Wherever the string "content" appears in the records, return the line that holds it.

-=-=-=-=-

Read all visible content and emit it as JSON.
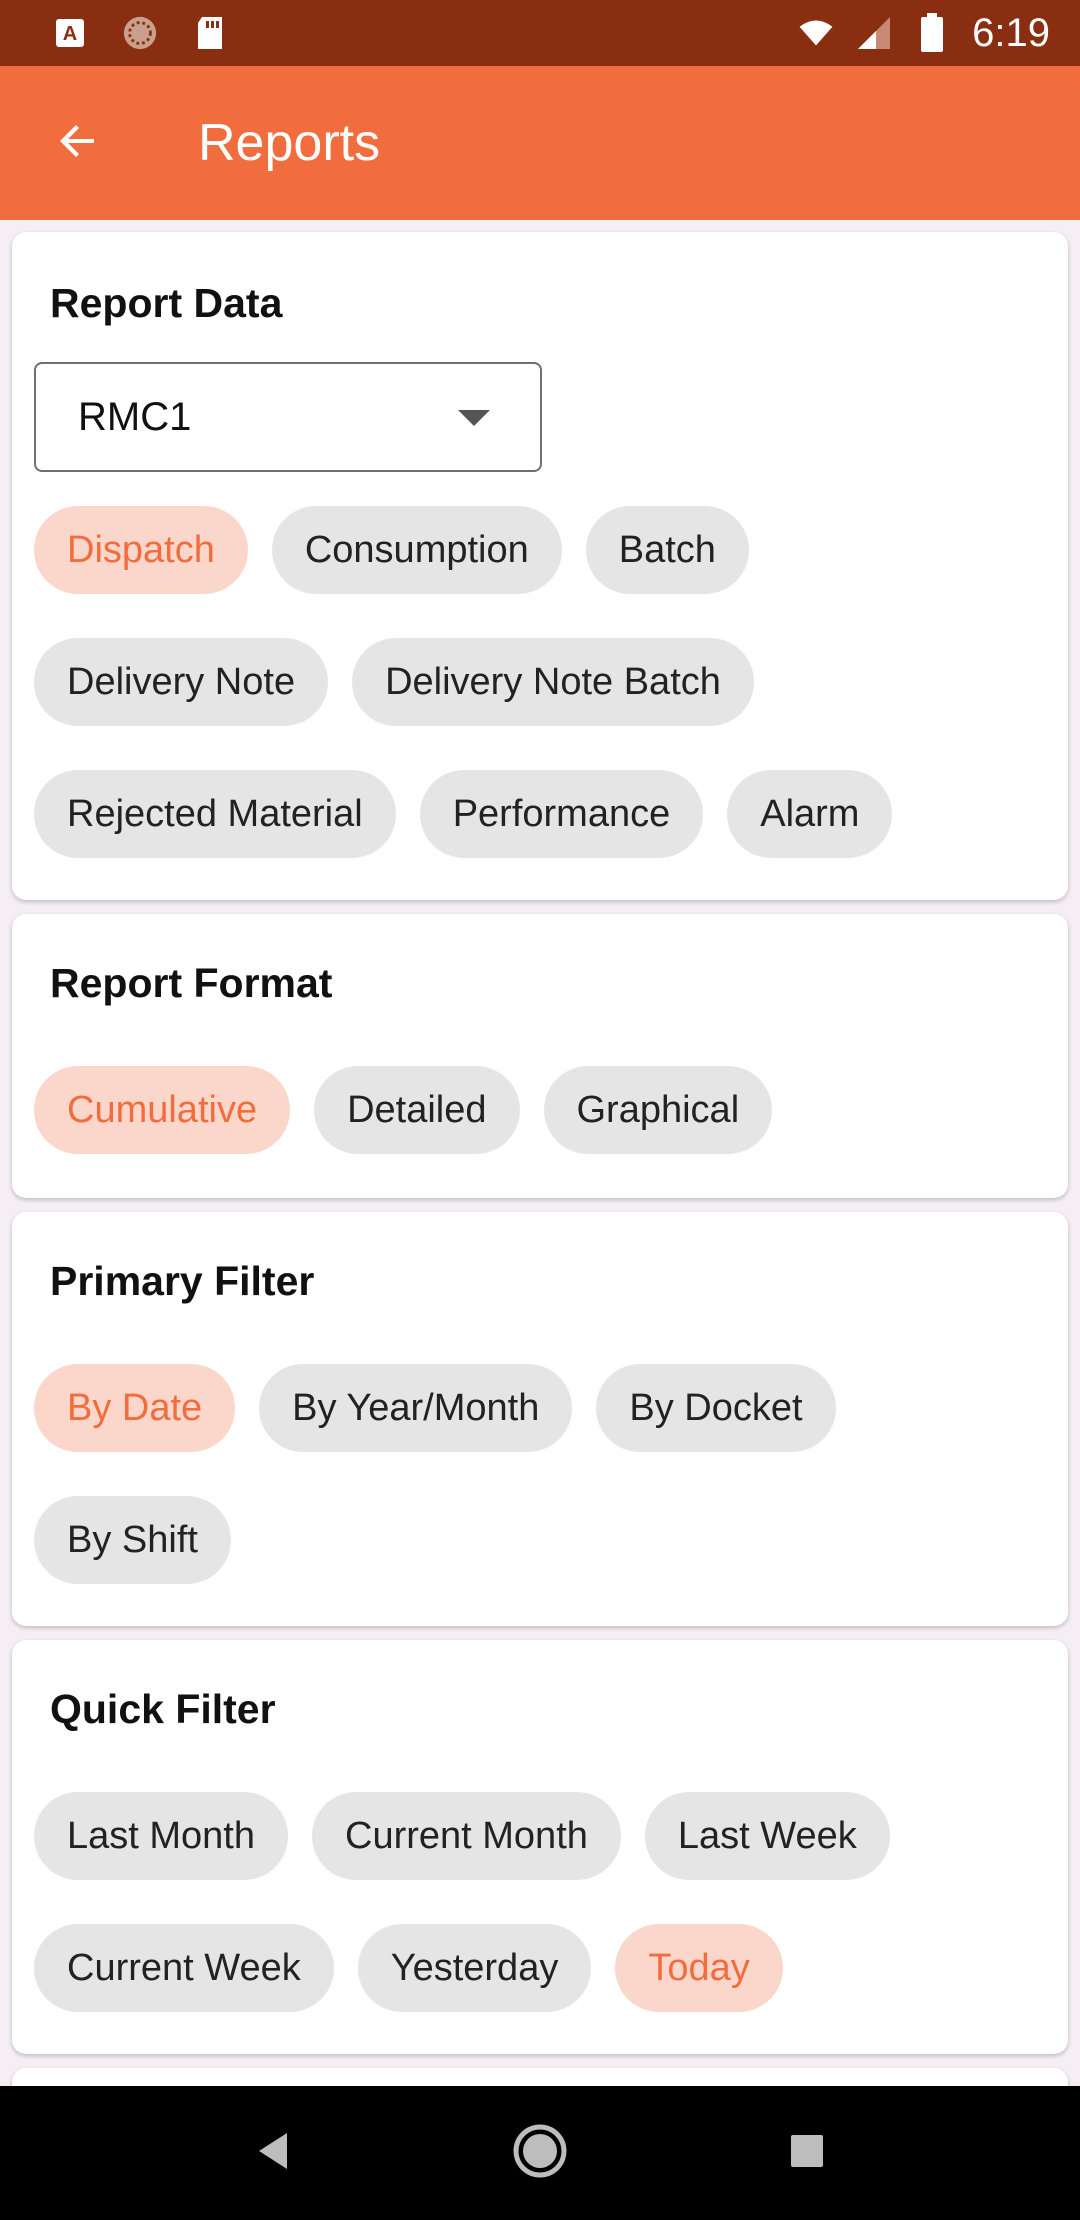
{
  "status_bar": {
    "time": "6:19",
    "left_icons": [
      "font-notification-icon",
      "sync-notification-icon",
      "sd-card-icon"
    ],
    "right_icons": [
      "wifi-icon",
      "signal-icon",
      "battery-icon"
    ]
  },
  "app_bar": {
    "title": "Reports",
    "back_icon": "arrow-back-icon"
  },
  "report_data": {
    "title": "Report Data",
    "dropdown": {
      "selected": "RMC1"
    },
    "chips": [
      {
        "label": "Dispatch",
        "selected": true
      },
      {
        "label": "Consumption",
        "selected": false
      },
      {
        "label": "Batch",
        "selected": false
      },
      {
        "label": "Delivery Note",
        "selected": false
      },
      {
        "label": "Delivery Note Batch",
        "selected": false
      },
      {
        "label": "Rejected Material",
        "selected": false
      },
      {
        "label": "Performance",
        "selected": false
      },
      {
        "label": "Alarm",
        "selected": false
      }
    ]
  },
  "report_format": {
    "title": "Report Format",
    "chips": [
      {
        "label": "Cumulative",
        "selected": true
      },
      {
        "label": "Detailed",
        "selected": false
      },
      {
        "label": "Graphical",
        "selected": false
      }
    ]
  },
  "primary_filter": {
    "title": "Primary Filter",
    "chips": [
      {
        "label": "By Date",
        "selected": true
      },
      {
        "label": "By Year/Month",
        "selected": false
      },
      {
        "label": "By Docket",
        "selected": false
      },
      {
        "label": "By Shift",
        "selected": false
      }
    ]
  },
  "quick_filter": {
    "title": "Quick Filter",
    "chips": [
      {
        "label": "Last Month",
        "selected": false
      },
      {
        "label": "Current Month",
        "selected": false
      },
      {
        "label": "Last Week",
        "selected": false
      },
      {
        "label": "Current Week",
        "selected": false
      },
      {
        "label": "Yesterday",
        "selected": false
      },
      {
        "label": "Today",
        "selected": true
      }
    ]
  },
  "nav_bar": {
    "icons": [
      "nav-back-icon",
      "nav-home-icon",
      "nav-recents-icon"
    ]
  },
  "colors": {
    "status_bar": "#8a2e12",
    "app_bar": "#f26d3d",
    "chip_selected_bg": "#fbd6ca",
    "chip_selected_text": "#f26d3d",
    "chip_bg": "#e5e5e5"
  }
}
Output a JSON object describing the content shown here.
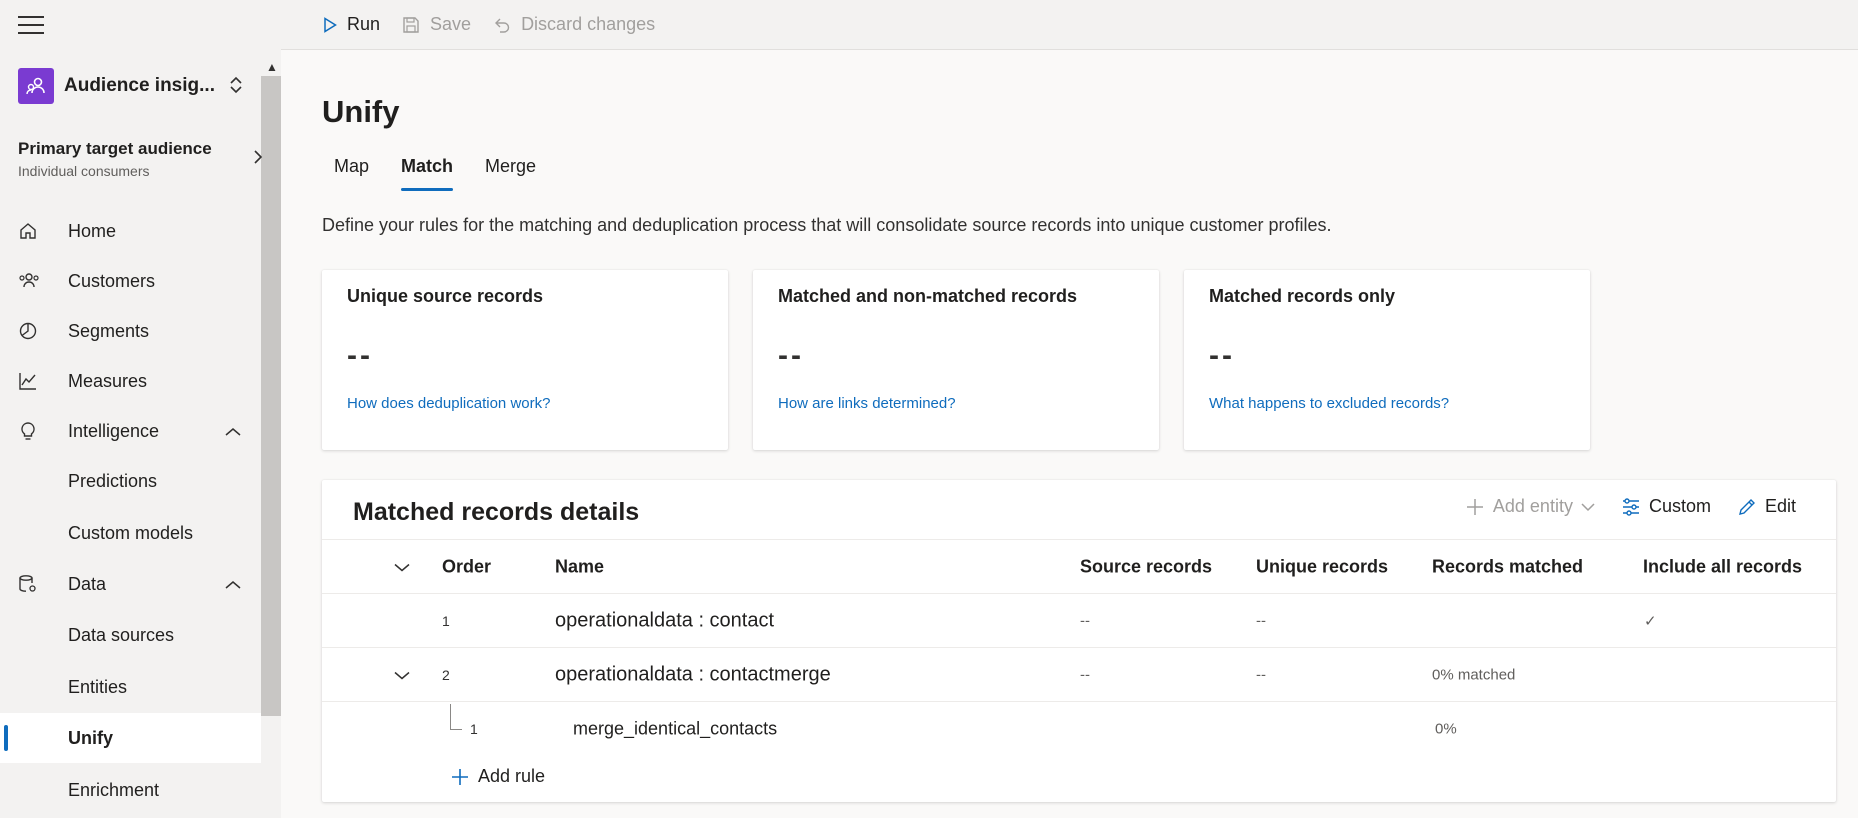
{
  "sidebar": {
    "environment": {
      "name": "Audience insig...",
      "icon": "audience-insights-icon"
    },
    "audience": {
      "title": "Primary target audience",
      "subtitle": "Individual consumers"
    },
    "items": [
      {
        "label": "Home",
        "icon": "home-icon"
      },
      {
        "label": "Customers",
        "icon": "people-icon"
      },
      {
        "label": "Segments",
        "icon": "segments-pie-icon"
      },
      {
        "label": "Measures",
        "icon": "line-chart-icon"
      },
      {
        "label": "Intelligence",
        "icon": "lightbulb-icon",
        "expanded": true
      },
      {
        "label": "Predictions"
      },
      {
        "label": "Custom models"
      },
      {
        "label": "Data",
        "icon": "database-gear-icon",
        "expanded": true
      },
      {
        "label": "Data sources"
      },
      {
        "label": "Entities"
      },
      {
        "label": "Unify",
        "selected": true
      },
      {
        "label": "Enrichment"
      }
    ]
  },
  "toolbar": {
    "run_label": "Run",
    "save_label": "Save",
    "discard_label": "Discard changes"
  },
  "page": {
    "title": "Unify",
    "tabs": [
      {
        "label": "Map"
      },
      {
        "label": "Match",
        "active": true
      },
      {
        "label": "Merge"
      }
    ],
    "description": "Define your rules for the matching and deduplication process that will consolidate source records into unique customer profiles."
  },
  "cards": [
    {
      "title": "Unique source records",
      "value": "--",
      "link": "How does deduplication work?"
    },
    {
      "title": "Matched and non-matched records",
      "value": "--",
      "link": "How are links determined?"
    },
    {
      "title": "Matched records only",
      "value": "--",
      "link": "What happens to excluded records?"
    }
  ],
  "details": {
    "title": "Matched records details",
    "actions": {
      "add_entity": "Add entity",
      "custom": "Custom",
      "edit": "Edit"
    },
    "columns": {
      "order": "Order",
      "name": "Name",
      "source": "Source records",
      "unique": "Unique records",
      "matched": "Records matched",
      "include": "Include all records"
    },
    "rows": [
      {
        "order": "1",
        "name": "operationaldata : contact",
        "source": "--",
        "unique": "--",
        "matched": "",
        "include": "✓"
      },
      {
        "order": "2",
        "name": "operationaldata : contactmerge",
        "source": "--",
        "unique": "--",
        "matched": "0% matched",
        "include": ""
      }
    ],
    "rule": {
      "order": "1",
      "name": "merge_identical_contacts",
      "matched": "0%"
    },
    "add_rule": "Add rule"
  },
  "colors": {
    "accent": "#0f6cbd",
    "env_icon": "#7a3bd1"
  }
}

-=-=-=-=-

* Output for this exercise *
Read all visible content and emit it as JSON.
Output a JSON object describing the content shown here.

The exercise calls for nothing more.